Your assignment:
Where "папке" occurs in a line of the entries below, copy that line.

Source material:
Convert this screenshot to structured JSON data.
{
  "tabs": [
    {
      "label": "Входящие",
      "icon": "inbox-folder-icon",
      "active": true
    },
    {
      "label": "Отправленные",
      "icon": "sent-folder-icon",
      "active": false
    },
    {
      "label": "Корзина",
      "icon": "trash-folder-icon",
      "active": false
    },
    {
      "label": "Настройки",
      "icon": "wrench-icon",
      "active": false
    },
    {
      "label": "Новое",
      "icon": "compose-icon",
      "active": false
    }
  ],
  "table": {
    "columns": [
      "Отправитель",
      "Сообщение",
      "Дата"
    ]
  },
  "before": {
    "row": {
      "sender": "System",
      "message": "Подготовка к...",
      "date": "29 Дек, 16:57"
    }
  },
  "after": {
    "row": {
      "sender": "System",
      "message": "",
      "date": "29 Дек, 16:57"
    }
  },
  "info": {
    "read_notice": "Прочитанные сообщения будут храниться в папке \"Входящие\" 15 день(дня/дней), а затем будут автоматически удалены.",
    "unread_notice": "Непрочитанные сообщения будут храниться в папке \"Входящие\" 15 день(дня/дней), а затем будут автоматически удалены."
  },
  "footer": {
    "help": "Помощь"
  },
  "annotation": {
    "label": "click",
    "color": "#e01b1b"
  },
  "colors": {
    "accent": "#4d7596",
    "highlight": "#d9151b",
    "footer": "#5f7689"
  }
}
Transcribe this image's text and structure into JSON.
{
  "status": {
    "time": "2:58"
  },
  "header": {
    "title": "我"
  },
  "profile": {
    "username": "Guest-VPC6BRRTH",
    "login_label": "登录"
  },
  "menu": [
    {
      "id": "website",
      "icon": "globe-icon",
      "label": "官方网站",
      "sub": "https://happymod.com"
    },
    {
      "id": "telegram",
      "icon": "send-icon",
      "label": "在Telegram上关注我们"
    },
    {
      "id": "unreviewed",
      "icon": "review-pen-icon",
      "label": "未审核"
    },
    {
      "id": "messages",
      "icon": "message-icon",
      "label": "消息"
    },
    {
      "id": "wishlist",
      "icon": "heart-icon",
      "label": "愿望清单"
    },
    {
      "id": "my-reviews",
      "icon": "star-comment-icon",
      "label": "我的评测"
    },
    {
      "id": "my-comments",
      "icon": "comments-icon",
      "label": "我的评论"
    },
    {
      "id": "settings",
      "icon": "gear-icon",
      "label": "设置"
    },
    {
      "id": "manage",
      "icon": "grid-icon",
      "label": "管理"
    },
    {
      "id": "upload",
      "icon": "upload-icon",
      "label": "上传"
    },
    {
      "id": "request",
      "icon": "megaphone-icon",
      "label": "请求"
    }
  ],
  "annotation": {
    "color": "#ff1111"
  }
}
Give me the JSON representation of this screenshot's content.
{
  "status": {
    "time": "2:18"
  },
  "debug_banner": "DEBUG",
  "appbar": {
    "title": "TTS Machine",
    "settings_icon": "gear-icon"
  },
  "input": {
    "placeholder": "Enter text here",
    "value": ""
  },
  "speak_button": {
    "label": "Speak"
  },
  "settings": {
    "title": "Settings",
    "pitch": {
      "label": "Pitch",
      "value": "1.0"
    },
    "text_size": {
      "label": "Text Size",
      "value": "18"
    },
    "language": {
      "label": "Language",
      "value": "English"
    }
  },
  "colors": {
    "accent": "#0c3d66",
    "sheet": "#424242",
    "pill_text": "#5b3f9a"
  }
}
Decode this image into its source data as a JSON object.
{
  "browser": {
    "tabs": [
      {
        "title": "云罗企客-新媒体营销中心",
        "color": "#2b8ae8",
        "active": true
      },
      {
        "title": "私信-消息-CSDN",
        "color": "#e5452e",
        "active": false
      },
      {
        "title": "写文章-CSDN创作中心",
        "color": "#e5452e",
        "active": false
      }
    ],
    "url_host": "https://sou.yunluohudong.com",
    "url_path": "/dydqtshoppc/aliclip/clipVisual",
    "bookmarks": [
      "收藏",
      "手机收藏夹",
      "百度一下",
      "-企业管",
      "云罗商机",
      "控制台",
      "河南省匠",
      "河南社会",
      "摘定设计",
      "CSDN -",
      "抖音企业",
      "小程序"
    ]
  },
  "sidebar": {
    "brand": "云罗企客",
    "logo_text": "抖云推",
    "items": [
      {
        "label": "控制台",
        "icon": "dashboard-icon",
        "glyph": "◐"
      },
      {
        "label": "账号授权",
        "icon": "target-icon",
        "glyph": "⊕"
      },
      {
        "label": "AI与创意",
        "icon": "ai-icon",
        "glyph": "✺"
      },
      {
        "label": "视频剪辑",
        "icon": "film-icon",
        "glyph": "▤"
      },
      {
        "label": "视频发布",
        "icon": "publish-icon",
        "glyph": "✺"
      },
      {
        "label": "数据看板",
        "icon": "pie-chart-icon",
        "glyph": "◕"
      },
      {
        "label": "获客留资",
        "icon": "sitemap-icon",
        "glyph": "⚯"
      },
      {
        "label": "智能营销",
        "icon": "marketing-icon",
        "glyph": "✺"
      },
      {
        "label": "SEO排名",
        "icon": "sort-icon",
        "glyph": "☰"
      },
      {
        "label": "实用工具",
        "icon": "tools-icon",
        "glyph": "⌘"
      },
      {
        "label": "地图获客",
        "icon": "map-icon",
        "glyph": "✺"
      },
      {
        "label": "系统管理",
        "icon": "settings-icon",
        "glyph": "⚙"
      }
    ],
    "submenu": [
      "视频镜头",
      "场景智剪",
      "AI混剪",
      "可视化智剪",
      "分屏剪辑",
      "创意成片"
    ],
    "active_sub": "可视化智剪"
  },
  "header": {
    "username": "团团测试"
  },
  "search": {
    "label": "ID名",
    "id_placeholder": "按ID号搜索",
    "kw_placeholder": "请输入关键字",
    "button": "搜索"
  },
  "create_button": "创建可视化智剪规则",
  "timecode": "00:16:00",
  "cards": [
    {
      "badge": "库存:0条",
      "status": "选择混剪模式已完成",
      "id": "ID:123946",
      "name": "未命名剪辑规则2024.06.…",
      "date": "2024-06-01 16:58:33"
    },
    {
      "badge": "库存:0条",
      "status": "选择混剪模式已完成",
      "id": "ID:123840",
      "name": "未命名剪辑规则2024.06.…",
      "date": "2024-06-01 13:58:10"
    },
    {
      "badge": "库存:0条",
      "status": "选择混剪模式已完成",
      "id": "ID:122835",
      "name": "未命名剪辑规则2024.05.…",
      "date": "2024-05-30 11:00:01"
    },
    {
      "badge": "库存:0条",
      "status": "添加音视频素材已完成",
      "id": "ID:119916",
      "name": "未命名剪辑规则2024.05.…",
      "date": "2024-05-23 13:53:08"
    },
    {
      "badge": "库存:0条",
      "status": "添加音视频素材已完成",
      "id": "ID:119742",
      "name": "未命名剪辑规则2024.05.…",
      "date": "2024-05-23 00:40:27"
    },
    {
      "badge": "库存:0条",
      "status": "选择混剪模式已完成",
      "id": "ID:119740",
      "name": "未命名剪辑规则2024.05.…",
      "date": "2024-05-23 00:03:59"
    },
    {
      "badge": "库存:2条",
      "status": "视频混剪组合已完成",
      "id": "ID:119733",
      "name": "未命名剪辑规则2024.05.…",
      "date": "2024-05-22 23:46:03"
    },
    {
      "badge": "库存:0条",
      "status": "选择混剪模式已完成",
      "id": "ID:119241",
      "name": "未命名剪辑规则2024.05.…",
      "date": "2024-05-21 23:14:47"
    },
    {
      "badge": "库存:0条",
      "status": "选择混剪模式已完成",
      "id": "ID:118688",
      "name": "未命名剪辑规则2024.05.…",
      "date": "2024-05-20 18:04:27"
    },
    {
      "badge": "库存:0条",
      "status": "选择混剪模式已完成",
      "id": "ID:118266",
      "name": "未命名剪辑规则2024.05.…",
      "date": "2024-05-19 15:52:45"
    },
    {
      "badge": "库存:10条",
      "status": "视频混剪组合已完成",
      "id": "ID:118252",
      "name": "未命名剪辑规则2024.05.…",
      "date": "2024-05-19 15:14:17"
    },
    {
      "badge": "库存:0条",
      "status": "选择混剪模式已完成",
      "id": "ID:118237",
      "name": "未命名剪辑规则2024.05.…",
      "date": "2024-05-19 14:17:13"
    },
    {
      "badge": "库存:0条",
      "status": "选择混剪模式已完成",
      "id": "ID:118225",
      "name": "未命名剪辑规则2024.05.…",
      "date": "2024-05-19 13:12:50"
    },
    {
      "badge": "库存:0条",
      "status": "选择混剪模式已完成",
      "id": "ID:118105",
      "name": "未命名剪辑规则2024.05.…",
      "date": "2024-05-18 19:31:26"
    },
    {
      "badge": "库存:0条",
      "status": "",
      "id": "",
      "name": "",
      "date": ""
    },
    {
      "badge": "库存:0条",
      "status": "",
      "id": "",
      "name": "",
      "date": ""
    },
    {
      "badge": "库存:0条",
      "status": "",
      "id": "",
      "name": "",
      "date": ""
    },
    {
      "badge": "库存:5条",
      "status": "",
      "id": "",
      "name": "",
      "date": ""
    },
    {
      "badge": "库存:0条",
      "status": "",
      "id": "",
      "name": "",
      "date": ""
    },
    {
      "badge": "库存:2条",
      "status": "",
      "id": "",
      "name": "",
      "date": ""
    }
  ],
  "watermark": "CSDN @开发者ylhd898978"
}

Exercise solution:
    "read_notice": "Прочитанные сообщения будут храниться в папке \"Входящие\" 15 день(дня/дней), а затем будут автоматически удалены.",
    "unread_notice": "Непрочитанные сообщения будут храниться в папке \"Входящие\" 15 день(дня/дней), а затем будут автоматически удалены."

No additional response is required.